I’ll sing a song of my salvation
And I know that He will be my strength
He will come and give me peace
‘Cause He still got plans for me.
He’ll help me dance again
He’ll help me climb this mountain
I’ll run just like the deer
‘Cause I know He’s still right here.”
I wish you could hear the melody. The whole of it is moving and it breaks my heart each time I hear it. But He did. He brought the peace He promised. He gave us back our joy, He helped us dance again, He had plans still
It has been more than five years since that song was written and we have seen the plans that God had for us come to fruition. It was not even a year later that we held Isabel in our arms and just a few months after that we had Noah. But we didn’t know that then. Matt didn’t know that. But he knew that he, like Habakkuk before him, could sing of joy and hope in this God that takes the arid, dry, desolate times of our lives and puts a new song in our mouths, a hymn of praise to our God.

March 4, 2011

Five Minute Friday: When I look in the mirror...

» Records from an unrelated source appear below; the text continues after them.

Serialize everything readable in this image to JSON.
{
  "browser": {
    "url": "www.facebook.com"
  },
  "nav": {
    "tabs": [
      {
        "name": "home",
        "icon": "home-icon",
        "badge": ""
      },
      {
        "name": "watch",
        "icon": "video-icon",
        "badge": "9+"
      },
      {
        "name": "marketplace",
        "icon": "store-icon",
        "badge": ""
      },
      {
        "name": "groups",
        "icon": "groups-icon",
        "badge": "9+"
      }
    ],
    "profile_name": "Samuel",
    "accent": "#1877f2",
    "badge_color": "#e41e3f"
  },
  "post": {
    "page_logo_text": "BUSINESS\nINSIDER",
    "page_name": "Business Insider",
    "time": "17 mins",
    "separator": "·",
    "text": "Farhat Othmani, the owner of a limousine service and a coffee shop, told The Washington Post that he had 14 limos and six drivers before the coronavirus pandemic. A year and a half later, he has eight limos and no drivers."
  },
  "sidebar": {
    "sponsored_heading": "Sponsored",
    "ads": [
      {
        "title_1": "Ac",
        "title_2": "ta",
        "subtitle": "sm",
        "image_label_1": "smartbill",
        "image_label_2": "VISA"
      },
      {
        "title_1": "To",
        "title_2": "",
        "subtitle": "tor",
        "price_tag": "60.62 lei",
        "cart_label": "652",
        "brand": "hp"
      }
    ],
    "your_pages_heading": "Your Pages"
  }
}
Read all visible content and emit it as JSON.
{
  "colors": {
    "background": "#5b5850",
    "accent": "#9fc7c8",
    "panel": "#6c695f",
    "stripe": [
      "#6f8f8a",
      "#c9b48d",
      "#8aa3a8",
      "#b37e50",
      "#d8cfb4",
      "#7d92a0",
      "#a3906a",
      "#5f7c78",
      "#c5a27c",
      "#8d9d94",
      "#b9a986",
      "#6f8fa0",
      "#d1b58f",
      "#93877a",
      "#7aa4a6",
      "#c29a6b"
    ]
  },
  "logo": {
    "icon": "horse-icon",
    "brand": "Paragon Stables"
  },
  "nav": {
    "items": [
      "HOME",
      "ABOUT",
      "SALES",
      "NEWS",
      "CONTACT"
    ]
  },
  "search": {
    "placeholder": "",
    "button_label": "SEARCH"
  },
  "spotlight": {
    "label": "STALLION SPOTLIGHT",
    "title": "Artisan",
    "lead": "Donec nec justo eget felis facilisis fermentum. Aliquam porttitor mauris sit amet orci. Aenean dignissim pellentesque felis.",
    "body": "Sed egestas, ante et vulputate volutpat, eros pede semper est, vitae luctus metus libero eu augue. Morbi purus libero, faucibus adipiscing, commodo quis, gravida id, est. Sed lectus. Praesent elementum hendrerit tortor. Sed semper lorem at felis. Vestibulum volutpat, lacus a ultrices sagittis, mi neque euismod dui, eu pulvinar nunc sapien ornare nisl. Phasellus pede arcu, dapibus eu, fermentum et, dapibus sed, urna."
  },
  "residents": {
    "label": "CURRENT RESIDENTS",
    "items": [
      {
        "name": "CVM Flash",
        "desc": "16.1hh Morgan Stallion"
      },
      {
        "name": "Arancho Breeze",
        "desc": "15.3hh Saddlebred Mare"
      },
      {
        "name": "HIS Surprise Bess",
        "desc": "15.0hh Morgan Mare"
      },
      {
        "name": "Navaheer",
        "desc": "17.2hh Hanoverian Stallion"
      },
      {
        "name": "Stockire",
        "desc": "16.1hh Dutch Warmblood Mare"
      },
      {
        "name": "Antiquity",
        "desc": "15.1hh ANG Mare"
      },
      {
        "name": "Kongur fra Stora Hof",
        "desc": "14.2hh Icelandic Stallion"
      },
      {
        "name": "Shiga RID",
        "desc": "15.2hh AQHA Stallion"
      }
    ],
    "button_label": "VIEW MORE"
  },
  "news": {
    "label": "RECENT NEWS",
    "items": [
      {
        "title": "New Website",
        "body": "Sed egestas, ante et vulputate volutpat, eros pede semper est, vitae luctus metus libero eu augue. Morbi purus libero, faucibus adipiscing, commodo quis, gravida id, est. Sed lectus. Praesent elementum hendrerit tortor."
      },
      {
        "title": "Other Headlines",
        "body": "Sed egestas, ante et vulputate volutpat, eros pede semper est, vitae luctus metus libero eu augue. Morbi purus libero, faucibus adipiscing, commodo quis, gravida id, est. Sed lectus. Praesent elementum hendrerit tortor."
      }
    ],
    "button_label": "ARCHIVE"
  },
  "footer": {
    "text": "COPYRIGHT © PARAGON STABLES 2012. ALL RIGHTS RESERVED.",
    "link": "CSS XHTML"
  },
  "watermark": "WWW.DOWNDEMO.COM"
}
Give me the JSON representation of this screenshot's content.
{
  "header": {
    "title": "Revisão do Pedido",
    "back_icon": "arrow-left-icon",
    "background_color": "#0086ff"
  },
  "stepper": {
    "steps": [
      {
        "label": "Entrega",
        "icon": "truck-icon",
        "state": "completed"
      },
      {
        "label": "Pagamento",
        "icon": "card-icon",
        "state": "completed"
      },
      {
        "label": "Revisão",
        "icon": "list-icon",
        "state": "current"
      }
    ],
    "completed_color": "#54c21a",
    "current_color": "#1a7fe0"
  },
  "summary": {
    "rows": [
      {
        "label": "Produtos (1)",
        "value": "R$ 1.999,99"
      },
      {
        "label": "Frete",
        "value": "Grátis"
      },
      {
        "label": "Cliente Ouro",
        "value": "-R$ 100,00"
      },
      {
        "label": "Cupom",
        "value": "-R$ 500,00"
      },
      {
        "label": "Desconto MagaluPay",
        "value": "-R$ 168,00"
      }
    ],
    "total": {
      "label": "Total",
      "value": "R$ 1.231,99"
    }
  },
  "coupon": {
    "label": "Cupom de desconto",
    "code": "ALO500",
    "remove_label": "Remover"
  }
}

When I look in the mirror I see a woman who feels younger than she is; who still sees a young girl even though the world says she is an adult and often struggles to act like one.
 I see a mother who looks nothing like her children and who often has to explain why.
 I see a wife who shows the signs of ten years of marriage: laugh lines and worry lines intermingled but would not change a single minute of it.
I see a child who loves her momma and still needs her.  I see a friend who is deeply loyal. I see a prayerful sister in Christ.
 I see someone who speaks before thinking, acts before measuring the consequences and often has to take back, undo, and eat words. I also see a big heart who grieves with each of these situations.
I see someone who has made many mistakes in her life but has received much forgiveness and grace. And I see someone who has learned to forgive in equal measure.
I see a person who has much more to learn and much room to grow and who is trusting that “He who began the good work in her will be faithful to complete it” as He has promised.
I see someone who has learned to like what she sees when she looks in the mirror by the love and mercy of the God who created her in His image.